4. Give me some space!

<br />

Something is just not right, then you realise all the text is jammed together, so give it some space with this handy tag.

5. Make it bold, make it italic and use a & instead 

<strong>bold text<strong/> 
<em>italic text<em/>
&amp; will make a &

I’d love to know what you use regularly or what you’d like to know…

Why Pinterest?


I’ve probably used pinterest since the beginning – to gather thoughts and ideas, to find trends and to communicate ideas with friends.

But today – I primarily use it for business, why? Well, since leaving an in-house design job, where my clients were regular and I learnt their language and how they though pretty early on, now each one of my new clients, it’s like discovering a new friend and with that comes a new language and a new train of thought. I’m defiantly not saying its a bad thing, in-fact its one of the favourite parts of freelancing.
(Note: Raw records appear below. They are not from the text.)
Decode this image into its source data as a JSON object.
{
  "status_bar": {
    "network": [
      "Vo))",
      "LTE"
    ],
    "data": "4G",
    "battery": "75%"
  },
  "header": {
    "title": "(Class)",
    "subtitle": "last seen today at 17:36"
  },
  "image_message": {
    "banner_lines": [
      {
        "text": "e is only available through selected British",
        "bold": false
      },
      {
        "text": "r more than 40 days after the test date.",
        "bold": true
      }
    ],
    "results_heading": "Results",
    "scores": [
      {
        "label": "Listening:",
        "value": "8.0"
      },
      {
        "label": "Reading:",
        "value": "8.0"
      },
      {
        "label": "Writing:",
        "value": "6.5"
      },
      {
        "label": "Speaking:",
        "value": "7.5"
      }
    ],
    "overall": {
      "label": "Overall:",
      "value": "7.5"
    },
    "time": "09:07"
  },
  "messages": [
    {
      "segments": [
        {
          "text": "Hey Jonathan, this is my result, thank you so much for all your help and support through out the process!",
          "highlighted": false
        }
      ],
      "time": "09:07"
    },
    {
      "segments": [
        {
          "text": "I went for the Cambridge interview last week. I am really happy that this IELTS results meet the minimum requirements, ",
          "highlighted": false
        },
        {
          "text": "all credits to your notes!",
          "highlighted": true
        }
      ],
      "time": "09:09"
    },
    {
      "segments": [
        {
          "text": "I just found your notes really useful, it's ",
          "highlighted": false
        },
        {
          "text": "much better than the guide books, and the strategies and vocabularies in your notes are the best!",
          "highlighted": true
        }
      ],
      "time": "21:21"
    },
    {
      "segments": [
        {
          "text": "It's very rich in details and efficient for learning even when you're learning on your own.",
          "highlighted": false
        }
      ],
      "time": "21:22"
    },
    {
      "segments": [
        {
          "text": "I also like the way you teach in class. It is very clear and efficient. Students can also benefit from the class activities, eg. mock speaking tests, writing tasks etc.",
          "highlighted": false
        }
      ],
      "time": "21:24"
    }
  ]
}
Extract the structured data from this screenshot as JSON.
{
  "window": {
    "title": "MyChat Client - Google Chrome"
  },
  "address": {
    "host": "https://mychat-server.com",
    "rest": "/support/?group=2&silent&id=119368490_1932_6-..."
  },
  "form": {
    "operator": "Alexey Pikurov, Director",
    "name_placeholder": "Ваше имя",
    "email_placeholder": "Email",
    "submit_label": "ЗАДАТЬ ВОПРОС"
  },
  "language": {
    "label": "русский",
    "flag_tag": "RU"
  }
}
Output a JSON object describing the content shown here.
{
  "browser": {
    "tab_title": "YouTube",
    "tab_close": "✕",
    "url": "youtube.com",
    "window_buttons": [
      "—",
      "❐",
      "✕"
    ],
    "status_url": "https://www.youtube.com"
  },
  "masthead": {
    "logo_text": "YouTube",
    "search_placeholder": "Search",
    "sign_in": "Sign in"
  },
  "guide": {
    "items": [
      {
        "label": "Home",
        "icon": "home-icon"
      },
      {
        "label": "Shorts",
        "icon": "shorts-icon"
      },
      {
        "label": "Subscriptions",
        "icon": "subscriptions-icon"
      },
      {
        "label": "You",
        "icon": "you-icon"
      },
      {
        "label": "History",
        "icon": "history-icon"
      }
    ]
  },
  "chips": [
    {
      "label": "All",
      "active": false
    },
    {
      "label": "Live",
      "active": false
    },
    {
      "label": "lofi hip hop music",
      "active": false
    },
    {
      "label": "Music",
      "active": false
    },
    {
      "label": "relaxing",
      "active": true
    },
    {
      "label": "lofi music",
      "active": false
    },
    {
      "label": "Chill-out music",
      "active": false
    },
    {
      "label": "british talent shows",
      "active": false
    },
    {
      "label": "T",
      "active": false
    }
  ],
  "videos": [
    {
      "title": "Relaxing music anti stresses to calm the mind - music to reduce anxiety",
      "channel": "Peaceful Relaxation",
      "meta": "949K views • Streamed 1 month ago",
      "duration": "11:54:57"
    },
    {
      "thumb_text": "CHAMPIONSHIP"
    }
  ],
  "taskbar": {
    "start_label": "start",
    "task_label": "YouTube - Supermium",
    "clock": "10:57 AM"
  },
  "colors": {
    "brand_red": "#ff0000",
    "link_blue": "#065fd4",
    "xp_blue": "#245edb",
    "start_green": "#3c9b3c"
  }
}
So I thought I would write my top tips for how I use pinterest…

1. Update the image description

I’m defiantly guilty of pinning on the go and not changing the description, but its always a good idea as it communicates more about you and your though process.

2. Check your sources

No-one wants to be a sender of spam and with the 1000’s of pins out there, make sure you know what your pinning or sharing with your followers.

3. Collaborate

Building relationships through common interests and goals, is great way to get to know your followers. You can open your boards up to others by inviting collaborators.

4. Create specific boards

Don’t leave the board up to interpretation, make sure it has a common theme and the pins all relate.

5. Don’t just pin, pins!

A lot of websites these day have built in pin widgets, use these to build your own unique style, it helps create a larger community of pins on pinterst and stops everyone seeing the same pins over and over.

I’d love to hear your top tips…



When I started this adventure, I never thought I would meet so many lovely people. Some in person and some online. But one thing in common is that they are genuine and wonderful people who provide support. Amazing how sometimes they are going through the exact same thing.

So a little shout out to two people who I have met along the way…

Screen Shot 2015-05-11 at 7.29.55 pm

Carolina over at Light Morango, she sells lovely wordpress themes at Light Morango Shop. Trust me they are awesome and I had the pleasure to work with her directly and on a few themes for my clients.


I first emailed Carol, Mimpy & Co, when I must admit, stress and worried. I was waiting for a client in a cafe and although I wasn’t worried about the client (in fact looking forward to seeing her), I couldn’t shake the worried feeling. We had exchanged a few comments on Insta and knew Carol would be lovely.  If you’re in Bryon Bay, without doubt the designer to use!

Thanks for your support Girls! xx